**Theorem:** The subspace is dense in .

**Proof:** To do this we must merely show that given any and there exists some such that . We take a constructionist approach.

We first note that it suffices to prove the case when .

So, define to be the th *Bernstein Polynomial* given by

We begin by noting some identities. By the binomial theorem

Differentiating with respect to and doing some rearrangement gives

Differentiating with respect to again gives us

Splitting the sum over the addition and apply the first identity to the first sum gives

Lastly, multiplying by gives

Now, using the first identity we see that

And so

And so

Since is a continuous map on a compact metric space it follows that is uniformly continuous and so we may find a such that

From here we break our sum into two terms

Clearly the first sum is less than (just replace the term with by , yank it out, and apply the first identity). So, we must merely show the second sum can be made less than independent of . We know appealing to ‘s continuity again that it is bounded and so for all . It clearly follows that

Thus, we merely need to make the right hand sum less than . Note that the last identity in the above shows that

and thus

But, it is easily verified that for and so

Taking larger than implies that

and so

.

It follows that

The conclusion follows. .

With this theorem we may prove some very cool stuff. For example:

**Theorem:** is separable.

**Proof:** Let be the set of all polynomials with rational coefficients. We prove that is dense in . To do this let and be arbitrary. Since is dense in there exists some such that .

Now, the mapping given by is continuous and so it attains a maximum on . So, choose numbers such that . Then, clearly and

It follows that and so

Thus, is dense in . It remains to show that it is countable. To see this define by . Clearly is surjective and since is the countable union of countable sets it’s countable. The conclusion follows. .

The next problem is a particular favorite of mine, for no particular reason.

**Theorem:** Define a *moment* of by . If have the same moments for then .

**Proof:** We prove (mainly for fun) a lemma from real analysis.

**Lemma:** Let be continuous. Then, only if .

**Proof:** Suppose that then for some , call that point . Since we clearly have for some . So, by ‘s continuity we see that there exists some such that . Taking the concentric closed ball of radius we see that for every . Thus, by ‘s continuity and the compactness of we have that for some . It follows that

Which of course contradicts the assumption that the integral is zero. The conclusion follows. .

Using this lemma we may assume that otherwise we would have that

and so we’d be done.

So, under this assumption define the functional by

We claim that is continuous. To see this and be given. Then, choosing such that

we see that

‘s continuity follows. We next note that that is linear and so

The last part gotten by noticing that

It follows that and since the right hand side is closed we see that

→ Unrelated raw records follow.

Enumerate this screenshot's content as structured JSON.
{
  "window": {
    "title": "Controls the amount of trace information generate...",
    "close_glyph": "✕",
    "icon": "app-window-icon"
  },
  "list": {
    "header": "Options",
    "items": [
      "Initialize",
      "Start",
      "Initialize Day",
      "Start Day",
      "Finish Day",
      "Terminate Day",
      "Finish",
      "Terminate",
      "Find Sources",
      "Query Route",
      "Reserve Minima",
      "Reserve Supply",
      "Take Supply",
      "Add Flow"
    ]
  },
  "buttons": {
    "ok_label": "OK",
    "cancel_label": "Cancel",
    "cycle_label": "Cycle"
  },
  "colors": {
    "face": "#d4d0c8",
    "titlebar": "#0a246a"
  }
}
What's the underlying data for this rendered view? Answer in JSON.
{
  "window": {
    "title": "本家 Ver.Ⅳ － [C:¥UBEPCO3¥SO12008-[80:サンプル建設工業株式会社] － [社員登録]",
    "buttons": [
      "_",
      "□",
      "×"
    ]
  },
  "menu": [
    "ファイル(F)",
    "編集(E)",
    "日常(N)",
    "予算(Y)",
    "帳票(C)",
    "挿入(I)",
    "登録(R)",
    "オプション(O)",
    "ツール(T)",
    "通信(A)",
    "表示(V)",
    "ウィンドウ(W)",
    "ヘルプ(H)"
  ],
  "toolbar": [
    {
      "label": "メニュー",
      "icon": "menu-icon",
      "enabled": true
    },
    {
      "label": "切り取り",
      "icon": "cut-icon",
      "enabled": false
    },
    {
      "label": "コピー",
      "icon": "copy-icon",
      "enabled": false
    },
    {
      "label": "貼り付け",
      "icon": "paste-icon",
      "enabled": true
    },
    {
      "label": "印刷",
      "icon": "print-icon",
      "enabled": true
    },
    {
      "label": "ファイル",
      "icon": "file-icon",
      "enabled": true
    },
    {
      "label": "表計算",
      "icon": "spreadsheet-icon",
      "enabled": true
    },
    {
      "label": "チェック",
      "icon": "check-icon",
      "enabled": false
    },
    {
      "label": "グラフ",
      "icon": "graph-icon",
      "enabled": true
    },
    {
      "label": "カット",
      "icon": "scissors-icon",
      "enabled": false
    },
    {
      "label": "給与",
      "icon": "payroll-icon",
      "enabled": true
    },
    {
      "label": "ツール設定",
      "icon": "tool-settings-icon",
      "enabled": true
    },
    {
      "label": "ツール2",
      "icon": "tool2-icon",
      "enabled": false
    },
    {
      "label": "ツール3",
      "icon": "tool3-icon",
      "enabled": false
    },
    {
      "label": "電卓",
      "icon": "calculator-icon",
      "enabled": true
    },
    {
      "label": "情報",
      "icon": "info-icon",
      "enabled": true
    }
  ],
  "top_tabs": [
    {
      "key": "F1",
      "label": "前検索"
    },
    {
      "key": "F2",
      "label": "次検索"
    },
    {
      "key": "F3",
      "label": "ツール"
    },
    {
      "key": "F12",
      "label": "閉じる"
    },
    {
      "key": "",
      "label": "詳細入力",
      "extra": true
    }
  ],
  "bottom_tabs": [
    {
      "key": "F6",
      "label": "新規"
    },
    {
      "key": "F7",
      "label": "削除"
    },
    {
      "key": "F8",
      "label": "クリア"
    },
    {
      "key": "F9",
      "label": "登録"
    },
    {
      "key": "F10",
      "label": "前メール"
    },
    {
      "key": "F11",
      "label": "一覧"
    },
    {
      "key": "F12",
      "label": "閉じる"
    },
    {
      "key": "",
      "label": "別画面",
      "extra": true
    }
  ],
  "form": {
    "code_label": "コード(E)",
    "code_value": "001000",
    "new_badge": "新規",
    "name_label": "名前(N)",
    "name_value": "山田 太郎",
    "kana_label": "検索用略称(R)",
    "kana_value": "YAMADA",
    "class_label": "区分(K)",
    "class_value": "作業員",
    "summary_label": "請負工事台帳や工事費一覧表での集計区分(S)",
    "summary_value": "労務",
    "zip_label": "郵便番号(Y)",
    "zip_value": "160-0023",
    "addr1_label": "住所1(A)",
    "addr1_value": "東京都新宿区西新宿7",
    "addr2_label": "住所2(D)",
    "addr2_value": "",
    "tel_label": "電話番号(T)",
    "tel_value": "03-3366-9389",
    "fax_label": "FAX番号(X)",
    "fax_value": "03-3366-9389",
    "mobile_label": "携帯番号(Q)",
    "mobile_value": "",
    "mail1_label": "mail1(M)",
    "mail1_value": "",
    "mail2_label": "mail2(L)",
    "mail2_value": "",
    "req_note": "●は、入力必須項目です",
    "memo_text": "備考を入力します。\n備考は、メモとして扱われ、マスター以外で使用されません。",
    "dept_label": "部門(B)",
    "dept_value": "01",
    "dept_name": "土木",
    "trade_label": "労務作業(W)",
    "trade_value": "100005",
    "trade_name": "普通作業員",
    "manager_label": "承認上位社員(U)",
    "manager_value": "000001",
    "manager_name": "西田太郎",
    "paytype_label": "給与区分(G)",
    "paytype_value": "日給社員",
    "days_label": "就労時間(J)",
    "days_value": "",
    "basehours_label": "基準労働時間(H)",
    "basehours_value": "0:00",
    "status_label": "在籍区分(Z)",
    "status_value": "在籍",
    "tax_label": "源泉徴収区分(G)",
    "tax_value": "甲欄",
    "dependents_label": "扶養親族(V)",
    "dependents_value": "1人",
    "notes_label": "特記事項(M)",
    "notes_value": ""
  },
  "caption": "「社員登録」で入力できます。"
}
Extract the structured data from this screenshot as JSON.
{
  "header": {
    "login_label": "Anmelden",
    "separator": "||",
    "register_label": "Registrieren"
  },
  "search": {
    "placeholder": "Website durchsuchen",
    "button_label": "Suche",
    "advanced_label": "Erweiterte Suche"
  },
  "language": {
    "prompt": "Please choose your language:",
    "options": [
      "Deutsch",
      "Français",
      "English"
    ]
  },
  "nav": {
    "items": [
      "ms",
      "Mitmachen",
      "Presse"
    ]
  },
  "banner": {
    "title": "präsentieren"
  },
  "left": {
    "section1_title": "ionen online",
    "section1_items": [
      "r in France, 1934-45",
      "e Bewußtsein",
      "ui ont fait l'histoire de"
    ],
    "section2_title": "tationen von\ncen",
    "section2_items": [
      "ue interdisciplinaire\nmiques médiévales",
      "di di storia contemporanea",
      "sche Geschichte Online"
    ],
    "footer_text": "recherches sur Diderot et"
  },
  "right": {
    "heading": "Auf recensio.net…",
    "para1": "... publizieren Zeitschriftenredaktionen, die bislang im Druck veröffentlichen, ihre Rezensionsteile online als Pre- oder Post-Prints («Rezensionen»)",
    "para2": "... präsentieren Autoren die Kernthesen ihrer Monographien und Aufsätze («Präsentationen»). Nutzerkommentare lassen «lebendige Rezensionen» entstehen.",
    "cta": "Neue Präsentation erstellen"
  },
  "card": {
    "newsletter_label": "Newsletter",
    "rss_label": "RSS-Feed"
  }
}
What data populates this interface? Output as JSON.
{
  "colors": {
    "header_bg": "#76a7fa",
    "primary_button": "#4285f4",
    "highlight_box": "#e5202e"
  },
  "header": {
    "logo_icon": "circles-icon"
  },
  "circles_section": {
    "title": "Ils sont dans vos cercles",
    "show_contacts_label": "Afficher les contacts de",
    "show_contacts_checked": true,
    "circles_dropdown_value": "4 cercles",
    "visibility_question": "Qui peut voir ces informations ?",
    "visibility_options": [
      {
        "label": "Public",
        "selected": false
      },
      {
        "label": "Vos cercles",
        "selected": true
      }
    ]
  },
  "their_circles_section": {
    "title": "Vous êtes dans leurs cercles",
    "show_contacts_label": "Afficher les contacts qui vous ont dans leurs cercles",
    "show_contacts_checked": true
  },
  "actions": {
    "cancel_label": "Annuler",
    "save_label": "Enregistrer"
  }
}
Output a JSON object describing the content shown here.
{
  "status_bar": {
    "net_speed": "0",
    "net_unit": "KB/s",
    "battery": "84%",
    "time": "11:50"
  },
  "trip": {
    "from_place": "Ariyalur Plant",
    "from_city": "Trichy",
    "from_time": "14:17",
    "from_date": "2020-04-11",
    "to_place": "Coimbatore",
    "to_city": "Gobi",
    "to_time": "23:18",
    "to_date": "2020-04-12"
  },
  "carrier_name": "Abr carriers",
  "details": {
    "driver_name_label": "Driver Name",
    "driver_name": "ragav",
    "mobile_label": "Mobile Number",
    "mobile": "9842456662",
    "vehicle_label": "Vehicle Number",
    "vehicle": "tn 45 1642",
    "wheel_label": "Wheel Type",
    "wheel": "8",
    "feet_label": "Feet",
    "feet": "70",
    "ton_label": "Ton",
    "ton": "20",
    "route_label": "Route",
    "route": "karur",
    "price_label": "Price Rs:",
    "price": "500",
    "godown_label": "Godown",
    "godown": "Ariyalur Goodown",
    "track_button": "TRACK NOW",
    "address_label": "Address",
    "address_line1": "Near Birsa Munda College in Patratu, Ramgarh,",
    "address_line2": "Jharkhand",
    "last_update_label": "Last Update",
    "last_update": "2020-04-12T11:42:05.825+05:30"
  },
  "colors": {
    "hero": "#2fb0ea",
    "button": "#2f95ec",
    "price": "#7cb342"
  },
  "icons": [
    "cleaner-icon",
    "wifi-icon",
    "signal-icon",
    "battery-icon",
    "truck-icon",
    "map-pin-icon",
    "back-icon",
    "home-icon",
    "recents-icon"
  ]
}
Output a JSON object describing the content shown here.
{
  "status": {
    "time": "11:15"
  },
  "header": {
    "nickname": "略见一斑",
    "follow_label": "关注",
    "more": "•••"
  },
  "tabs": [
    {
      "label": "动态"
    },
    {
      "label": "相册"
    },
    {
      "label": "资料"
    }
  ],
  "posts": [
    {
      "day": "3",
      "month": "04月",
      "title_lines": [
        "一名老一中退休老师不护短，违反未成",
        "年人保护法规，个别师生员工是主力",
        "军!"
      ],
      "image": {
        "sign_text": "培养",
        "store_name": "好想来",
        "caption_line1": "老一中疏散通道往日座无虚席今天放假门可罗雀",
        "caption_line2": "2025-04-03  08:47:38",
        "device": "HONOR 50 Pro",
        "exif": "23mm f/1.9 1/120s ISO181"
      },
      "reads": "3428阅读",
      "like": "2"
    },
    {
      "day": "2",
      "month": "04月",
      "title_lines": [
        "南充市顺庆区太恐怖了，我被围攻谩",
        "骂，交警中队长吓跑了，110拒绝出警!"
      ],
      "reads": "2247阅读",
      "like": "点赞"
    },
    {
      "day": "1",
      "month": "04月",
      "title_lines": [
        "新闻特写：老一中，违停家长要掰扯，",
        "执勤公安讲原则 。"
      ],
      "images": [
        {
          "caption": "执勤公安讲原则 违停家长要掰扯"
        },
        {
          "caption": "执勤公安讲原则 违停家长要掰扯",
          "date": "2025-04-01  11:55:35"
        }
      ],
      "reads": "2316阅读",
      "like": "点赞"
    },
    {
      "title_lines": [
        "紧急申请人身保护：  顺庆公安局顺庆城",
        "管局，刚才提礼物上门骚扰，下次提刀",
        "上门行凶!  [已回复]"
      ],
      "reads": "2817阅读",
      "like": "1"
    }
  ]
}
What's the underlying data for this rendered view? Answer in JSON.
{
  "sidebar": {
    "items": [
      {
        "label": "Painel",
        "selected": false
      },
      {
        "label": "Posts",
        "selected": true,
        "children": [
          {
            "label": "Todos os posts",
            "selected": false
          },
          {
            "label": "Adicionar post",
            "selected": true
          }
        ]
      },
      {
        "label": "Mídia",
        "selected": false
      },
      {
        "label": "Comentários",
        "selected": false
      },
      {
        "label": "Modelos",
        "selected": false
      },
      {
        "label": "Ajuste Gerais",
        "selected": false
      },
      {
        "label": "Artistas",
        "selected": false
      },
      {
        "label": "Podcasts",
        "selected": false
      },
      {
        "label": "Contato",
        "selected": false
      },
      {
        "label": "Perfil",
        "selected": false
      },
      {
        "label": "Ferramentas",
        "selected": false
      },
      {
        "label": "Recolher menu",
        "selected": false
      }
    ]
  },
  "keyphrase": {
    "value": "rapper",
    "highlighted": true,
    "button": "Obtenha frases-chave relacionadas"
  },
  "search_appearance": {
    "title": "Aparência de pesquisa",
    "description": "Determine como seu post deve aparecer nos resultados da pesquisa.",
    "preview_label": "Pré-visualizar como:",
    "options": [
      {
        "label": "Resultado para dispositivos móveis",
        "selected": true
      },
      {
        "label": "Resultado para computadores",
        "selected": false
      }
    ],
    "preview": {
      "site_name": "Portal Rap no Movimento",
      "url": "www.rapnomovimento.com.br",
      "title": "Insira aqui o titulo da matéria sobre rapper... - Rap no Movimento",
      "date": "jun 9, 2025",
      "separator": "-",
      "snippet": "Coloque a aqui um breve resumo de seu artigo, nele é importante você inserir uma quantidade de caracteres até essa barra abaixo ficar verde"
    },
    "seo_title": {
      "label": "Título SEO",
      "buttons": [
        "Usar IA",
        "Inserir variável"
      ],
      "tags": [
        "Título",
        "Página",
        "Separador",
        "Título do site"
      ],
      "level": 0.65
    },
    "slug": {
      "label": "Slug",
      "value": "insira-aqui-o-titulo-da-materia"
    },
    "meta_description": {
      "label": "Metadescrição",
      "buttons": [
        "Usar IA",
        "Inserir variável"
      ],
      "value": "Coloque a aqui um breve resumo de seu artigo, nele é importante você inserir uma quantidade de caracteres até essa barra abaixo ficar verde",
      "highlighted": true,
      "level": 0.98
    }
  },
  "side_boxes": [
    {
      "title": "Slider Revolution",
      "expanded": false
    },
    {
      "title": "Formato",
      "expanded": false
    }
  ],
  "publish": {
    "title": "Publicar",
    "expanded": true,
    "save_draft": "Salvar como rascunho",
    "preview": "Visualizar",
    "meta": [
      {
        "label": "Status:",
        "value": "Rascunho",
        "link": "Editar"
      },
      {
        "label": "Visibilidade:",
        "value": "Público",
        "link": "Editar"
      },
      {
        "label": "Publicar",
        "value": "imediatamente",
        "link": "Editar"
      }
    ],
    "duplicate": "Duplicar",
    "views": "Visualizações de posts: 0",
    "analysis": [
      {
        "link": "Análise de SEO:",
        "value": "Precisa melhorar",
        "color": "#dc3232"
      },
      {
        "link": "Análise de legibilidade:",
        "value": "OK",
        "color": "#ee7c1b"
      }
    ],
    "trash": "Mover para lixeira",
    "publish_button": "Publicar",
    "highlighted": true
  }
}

It follows that for every . In particular

The conclusion follows. .

We now prove a nice little extension of the Weierstrass theorem.

**Theorem:** Let be closed and bounded. Prove that is dense in .

**Proof: **Note that since is closed and bounded it is a subset of for some . Now, given any there exists by Tietze’s extension theorem an extension such that . Now, for every there exists some such that . Let . Furthermore, let

and finally let . Clearly, . So, it remains to show that given any and there exists some such that . To see this let and be as above and let . Then, clearly and

The conclusion follows.

**Corollary:** Using the exact same idea except taking one may prove that is separable for every closed and bounded .